Search the data for the string "Average" and copy each line in which it appears.

Interface dataset entries
____
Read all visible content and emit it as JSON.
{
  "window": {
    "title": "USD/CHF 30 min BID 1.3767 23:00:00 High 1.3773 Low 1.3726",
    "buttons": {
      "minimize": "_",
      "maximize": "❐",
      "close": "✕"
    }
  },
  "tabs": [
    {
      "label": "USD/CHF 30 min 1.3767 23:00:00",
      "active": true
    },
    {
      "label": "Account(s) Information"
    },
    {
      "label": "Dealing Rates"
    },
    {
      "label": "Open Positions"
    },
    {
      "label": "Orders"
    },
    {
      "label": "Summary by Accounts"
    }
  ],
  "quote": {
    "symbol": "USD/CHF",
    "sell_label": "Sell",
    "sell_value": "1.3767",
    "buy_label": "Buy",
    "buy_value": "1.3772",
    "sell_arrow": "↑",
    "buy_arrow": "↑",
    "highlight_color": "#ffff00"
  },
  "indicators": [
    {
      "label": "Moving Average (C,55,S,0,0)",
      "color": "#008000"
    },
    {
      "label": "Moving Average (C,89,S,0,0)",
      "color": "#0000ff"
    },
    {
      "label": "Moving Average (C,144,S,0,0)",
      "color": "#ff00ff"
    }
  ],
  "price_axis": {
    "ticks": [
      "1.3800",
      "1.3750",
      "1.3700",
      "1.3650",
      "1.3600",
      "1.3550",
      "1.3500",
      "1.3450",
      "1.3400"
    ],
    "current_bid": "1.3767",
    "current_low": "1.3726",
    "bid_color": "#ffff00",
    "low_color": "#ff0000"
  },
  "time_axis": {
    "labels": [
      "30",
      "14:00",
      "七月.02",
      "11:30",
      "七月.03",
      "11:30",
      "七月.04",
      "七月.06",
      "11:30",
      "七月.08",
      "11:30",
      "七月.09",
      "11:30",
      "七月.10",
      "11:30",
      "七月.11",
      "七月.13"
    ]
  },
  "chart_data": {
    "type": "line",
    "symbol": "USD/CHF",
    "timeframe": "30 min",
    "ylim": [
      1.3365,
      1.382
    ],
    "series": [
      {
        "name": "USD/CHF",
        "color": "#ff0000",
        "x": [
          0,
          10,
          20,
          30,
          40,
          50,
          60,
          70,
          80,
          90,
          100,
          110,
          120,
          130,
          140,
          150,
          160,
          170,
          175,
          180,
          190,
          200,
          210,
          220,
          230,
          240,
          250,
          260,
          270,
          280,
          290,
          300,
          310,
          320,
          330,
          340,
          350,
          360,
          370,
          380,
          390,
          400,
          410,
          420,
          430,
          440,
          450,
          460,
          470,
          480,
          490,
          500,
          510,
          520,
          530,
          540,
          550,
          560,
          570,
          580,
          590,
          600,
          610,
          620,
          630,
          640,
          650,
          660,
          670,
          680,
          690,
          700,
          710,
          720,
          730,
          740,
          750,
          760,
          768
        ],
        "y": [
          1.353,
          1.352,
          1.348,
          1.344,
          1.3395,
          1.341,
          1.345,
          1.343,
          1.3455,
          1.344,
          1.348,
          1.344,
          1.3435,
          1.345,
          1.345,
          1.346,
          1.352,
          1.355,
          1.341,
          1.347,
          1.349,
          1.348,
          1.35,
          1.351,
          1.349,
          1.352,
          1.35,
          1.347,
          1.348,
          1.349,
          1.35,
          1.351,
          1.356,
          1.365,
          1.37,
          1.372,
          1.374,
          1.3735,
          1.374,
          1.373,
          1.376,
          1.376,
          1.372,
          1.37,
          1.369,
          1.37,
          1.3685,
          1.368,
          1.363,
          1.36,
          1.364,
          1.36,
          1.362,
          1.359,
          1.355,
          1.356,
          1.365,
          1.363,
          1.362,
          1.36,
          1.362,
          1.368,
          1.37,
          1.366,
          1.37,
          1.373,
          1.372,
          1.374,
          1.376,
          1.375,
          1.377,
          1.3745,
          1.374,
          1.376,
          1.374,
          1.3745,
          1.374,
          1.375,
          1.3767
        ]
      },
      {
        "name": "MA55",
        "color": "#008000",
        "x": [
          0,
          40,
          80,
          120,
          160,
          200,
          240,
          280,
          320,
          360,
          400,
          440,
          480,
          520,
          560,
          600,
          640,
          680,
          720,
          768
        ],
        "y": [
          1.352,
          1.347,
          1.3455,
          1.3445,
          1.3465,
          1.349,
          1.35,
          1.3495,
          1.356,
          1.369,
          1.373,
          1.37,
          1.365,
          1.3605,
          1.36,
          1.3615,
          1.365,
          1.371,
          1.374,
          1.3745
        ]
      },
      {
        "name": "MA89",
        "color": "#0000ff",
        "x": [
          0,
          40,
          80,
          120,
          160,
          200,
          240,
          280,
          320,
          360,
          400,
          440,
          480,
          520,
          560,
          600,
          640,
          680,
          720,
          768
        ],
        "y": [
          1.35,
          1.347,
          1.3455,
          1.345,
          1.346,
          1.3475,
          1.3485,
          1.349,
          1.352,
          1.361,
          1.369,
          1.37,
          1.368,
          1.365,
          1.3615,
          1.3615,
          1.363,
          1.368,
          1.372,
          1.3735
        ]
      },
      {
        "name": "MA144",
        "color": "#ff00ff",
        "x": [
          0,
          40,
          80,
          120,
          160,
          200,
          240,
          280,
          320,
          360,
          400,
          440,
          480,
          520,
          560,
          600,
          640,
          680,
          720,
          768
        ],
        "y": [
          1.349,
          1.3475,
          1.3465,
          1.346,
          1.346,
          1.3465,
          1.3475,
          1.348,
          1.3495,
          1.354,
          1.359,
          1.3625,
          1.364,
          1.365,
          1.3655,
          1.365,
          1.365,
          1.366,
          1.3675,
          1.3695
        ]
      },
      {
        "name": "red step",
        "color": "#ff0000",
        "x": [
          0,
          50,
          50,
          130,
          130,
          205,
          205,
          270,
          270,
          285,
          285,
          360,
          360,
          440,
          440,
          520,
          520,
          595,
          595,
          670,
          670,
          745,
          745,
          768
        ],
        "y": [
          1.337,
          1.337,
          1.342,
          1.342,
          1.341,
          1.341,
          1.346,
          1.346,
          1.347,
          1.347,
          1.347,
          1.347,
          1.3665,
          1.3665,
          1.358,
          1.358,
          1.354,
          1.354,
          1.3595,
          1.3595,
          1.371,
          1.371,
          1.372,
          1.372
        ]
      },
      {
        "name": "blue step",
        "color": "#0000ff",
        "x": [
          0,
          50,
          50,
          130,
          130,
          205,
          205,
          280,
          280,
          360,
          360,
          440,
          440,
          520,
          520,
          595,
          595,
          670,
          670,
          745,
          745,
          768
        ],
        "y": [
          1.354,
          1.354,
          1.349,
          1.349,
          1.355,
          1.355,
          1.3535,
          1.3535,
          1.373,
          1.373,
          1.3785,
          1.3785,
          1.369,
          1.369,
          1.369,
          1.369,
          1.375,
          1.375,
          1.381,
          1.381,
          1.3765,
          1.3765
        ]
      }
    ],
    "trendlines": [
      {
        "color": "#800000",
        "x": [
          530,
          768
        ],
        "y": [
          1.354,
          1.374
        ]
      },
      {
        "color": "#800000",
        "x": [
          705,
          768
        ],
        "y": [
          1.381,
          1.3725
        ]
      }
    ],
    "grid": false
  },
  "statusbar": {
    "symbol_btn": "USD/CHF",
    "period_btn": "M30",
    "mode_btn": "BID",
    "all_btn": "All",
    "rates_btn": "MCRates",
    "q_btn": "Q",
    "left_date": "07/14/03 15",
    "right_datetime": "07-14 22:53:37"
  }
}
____
** Solution to this task **
      "label": "Moving Average (C,55,S,0,0)",
      "label": "Moving Average (C,89,S,0,0)",
      "label": "Moving Average (C,144,S,0,0)",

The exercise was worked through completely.